=== Work request ===
Write each line below back out exactly, omitting its pictures.

▶

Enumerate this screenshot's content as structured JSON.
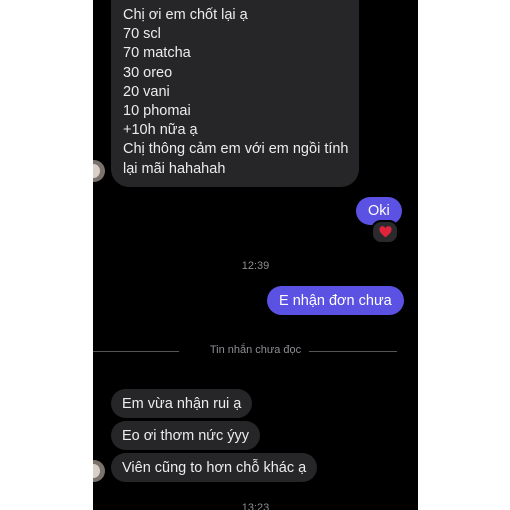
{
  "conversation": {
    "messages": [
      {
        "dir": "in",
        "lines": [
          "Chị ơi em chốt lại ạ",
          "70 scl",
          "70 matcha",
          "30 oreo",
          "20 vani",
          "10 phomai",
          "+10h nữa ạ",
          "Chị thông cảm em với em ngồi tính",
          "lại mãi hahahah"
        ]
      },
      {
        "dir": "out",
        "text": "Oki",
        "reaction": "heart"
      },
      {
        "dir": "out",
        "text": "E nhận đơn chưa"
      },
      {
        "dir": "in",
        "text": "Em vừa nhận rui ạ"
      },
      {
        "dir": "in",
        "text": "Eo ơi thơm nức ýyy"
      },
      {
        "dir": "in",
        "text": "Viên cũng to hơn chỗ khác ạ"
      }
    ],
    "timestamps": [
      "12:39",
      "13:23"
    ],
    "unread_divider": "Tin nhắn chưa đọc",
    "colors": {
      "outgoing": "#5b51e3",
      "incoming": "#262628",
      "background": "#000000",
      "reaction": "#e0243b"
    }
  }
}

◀

=== Exercise output ===
Enumerate this screenshot's content as structured JSON.
{
  "conversation": {
    "messages": [
      {
        "dir": "in",
        "lines": [
          "Chị ơi em chốt lại ạ",
          "70 scl",
          "70 matcha",
          "30 oreo",
          "20 vani",
          "10 phomai",
          "+10h nữa ạ",
          "Chị thông cảm em với em ngồi tính",
          "lại mãi hahahah"
        ]
      },
      {
        "dir": "out",
        "text": "Oki",
        "reaction": "heart"
      },
      {
        "dir": "out",
        "text": "E nhận đơn chưa"
      },
      {
        "dir": "in",
        "text": "Em vừa nhận rui ạ"
      },
      {
        "dir": "in",
        "text": "Eo ơi thơm nức ýyy"
      },
      {
        "dir": "in",
        "text": "Viên cũng to hơn chỗ khác ạ"
      }
    ],
    "timestamps": [
      "12:39",
      "13:23"
    ],
    "unread_divider": "Tin nhắn chưa đọc",
    "colors": {
      "outgoing": "#5b51e3",
      "incoming": "#262628",
      "background": "#000000",
      "reaction": "#e0243b"
    }
  }
}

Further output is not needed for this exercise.